**Data extract**
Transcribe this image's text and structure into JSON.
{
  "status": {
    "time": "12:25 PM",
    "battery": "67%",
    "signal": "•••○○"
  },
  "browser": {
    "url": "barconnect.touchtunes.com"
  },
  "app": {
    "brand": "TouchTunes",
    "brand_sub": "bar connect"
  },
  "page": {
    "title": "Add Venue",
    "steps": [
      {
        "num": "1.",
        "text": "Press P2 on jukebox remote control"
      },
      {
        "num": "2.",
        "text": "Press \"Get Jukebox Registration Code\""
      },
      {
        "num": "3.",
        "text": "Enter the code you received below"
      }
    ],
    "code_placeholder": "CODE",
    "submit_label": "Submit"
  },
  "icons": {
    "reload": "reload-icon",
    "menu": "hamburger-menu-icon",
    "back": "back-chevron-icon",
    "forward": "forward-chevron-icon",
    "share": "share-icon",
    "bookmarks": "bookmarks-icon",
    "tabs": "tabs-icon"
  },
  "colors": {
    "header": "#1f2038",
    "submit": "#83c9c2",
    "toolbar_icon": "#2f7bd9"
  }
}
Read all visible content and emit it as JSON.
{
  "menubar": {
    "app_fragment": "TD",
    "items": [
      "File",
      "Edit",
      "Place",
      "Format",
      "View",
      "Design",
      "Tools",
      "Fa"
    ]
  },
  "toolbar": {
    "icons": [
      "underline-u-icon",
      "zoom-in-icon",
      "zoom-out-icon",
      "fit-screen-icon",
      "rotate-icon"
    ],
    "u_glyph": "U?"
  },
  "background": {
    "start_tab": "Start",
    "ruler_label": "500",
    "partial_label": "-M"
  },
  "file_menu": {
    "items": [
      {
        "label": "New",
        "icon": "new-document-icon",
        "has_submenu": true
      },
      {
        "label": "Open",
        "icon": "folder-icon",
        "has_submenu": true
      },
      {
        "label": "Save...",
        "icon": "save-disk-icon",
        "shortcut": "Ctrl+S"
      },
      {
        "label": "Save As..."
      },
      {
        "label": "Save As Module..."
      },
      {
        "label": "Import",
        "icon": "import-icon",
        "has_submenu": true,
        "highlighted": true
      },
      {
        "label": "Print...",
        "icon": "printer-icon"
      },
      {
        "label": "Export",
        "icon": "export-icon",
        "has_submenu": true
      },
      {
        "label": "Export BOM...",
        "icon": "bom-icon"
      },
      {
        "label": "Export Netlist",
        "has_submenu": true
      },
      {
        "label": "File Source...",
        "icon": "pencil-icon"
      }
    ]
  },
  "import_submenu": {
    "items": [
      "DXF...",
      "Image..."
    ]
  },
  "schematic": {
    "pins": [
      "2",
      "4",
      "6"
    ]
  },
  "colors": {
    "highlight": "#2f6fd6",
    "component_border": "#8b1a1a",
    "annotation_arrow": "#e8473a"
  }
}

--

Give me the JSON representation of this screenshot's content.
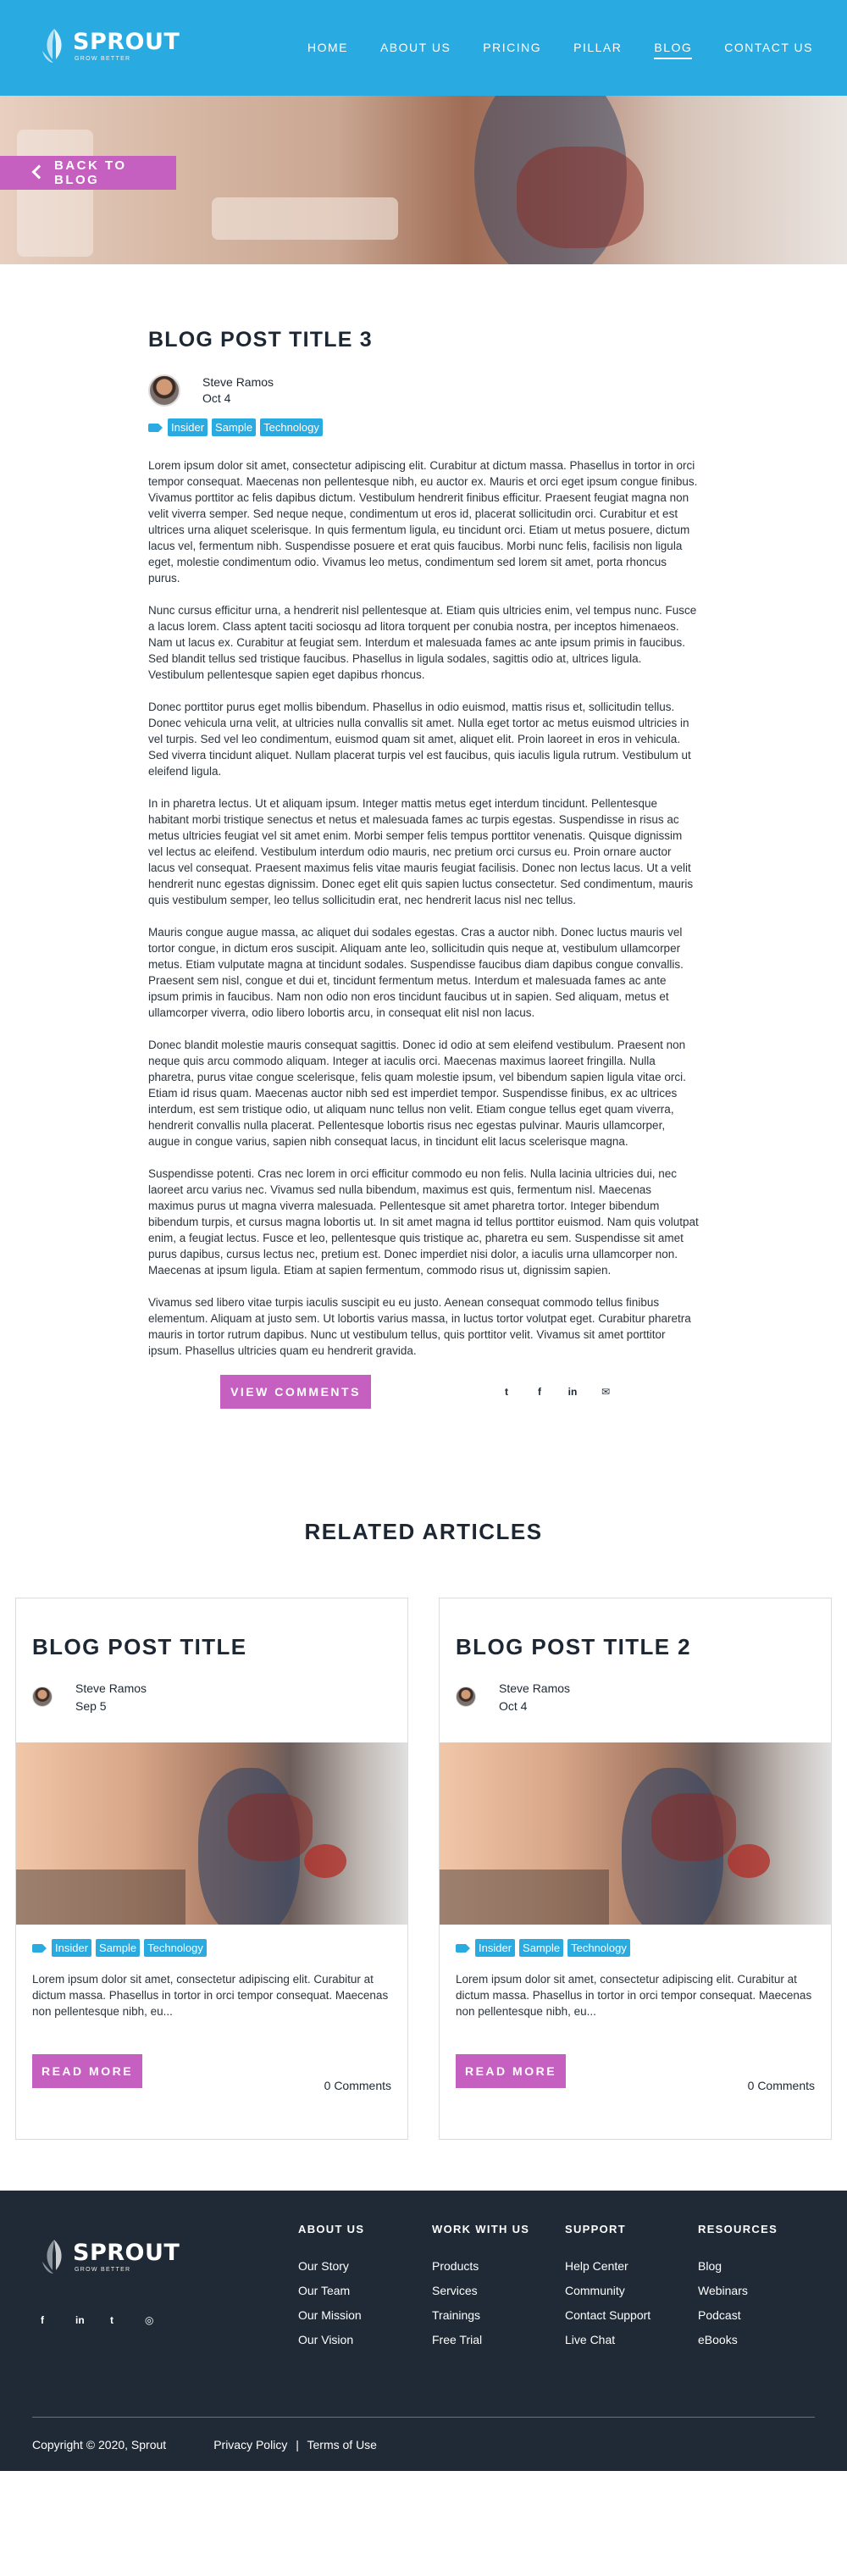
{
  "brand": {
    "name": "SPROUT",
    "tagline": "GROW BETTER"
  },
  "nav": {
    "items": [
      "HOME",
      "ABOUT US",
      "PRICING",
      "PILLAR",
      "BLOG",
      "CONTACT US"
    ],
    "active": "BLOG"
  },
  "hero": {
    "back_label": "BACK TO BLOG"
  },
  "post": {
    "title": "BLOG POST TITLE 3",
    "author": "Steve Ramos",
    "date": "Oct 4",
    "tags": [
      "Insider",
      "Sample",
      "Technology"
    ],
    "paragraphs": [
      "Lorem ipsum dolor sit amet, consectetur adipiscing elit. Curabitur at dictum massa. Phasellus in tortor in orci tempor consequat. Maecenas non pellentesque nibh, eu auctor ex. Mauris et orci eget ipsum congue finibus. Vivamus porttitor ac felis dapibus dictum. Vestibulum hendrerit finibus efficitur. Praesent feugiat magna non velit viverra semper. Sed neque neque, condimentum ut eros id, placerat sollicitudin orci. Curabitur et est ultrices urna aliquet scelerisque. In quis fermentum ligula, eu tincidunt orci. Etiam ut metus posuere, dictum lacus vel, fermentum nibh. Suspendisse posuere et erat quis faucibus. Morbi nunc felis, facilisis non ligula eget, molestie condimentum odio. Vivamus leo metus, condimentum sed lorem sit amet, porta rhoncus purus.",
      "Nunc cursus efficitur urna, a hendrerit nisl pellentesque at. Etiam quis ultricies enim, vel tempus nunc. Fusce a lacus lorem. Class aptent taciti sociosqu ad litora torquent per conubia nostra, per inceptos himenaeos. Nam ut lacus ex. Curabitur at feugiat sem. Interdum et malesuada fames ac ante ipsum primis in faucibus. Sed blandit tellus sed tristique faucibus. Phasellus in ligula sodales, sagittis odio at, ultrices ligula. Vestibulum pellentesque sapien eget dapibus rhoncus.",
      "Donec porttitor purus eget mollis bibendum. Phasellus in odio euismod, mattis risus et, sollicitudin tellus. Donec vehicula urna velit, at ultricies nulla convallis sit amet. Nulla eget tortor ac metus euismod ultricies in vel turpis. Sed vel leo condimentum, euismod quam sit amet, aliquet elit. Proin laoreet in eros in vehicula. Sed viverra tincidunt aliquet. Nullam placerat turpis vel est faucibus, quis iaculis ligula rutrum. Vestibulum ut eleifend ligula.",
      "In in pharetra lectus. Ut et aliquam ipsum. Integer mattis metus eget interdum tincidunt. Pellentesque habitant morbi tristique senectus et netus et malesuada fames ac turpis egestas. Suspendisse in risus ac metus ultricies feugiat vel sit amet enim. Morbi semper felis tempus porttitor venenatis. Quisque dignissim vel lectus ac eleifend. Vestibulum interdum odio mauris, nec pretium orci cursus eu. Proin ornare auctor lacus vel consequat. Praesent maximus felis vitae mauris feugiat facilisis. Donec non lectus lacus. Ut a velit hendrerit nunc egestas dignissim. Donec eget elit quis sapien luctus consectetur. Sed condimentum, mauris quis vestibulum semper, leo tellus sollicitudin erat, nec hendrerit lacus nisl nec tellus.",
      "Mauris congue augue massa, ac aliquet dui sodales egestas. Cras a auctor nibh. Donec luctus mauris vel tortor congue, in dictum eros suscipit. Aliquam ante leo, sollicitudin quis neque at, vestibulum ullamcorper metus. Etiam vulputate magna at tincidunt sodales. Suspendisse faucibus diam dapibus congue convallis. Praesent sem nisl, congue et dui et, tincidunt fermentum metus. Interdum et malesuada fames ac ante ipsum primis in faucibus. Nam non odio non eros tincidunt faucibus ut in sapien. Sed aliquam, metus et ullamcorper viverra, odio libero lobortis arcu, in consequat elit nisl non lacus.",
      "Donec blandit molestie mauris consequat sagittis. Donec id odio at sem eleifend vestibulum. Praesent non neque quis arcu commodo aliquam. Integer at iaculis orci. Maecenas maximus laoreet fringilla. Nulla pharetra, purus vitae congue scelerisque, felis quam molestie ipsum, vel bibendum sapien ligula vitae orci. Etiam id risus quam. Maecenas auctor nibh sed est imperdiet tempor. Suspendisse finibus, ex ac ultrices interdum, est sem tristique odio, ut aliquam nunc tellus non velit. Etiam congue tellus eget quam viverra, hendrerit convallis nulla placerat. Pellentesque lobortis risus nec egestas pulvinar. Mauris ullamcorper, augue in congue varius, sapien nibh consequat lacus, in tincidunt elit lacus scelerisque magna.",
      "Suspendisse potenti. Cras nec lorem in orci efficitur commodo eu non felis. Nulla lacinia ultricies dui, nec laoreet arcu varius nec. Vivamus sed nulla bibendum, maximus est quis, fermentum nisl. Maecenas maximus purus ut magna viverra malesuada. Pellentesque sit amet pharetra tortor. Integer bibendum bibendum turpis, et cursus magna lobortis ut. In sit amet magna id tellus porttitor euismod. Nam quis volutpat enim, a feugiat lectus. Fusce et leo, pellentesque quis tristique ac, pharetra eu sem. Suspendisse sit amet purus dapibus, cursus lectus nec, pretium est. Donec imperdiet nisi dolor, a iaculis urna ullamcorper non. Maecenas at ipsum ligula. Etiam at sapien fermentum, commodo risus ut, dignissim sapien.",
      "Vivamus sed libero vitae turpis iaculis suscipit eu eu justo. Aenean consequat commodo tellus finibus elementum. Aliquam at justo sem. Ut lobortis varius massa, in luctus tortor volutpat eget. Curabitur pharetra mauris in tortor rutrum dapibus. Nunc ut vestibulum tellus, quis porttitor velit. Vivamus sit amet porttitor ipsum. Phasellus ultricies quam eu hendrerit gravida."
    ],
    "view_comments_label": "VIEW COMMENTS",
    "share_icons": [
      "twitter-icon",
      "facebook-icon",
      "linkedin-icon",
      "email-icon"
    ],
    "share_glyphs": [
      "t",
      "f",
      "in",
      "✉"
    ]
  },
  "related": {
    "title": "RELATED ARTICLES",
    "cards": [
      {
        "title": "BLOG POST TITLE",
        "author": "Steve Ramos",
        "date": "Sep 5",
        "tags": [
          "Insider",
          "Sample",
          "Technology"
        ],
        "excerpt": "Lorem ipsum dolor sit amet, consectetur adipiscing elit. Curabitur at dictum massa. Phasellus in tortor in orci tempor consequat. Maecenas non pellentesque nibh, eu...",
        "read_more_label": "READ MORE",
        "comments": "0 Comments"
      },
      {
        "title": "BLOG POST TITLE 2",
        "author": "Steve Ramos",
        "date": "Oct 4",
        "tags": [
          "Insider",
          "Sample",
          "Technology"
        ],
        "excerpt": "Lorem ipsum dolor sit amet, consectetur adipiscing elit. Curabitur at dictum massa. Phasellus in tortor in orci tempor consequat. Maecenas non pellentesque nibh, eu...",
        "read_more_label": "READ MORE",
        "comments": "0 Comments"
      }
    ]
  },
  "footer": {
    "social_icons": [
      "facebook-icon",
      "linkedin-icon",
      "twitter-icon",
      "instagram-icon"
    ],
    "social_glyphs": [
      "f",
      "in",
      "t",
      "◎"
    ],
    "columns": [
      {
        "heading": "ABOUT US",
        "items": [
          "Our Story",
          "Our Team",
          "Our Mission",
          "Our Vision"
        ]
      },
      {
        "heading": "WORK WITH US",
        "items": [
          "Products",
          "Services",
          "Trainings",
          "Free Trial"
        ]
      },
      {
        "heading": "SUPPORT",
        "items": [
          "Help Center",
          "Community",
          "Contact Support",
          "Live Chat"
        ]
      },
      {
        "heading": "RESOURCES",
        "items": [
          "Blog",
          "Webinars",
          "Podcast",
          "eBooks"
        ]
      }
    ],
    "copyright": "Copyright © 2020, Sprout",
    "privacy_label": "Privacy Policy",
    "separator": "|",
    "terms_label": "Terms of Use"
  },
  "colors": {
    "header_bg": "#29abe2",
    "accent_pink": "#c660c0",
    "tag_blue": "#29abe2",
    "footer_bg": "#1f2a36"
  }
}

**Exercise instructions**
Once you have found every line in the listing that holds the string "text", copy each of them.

**Result of this exercise**
Transcribe this image's text and structure into JSON.
        "text": "Press P2 on jukebox remote control"
        "text": "Press \"Get Jukebox Registration Code\""
        "text": "Enter the code you received below"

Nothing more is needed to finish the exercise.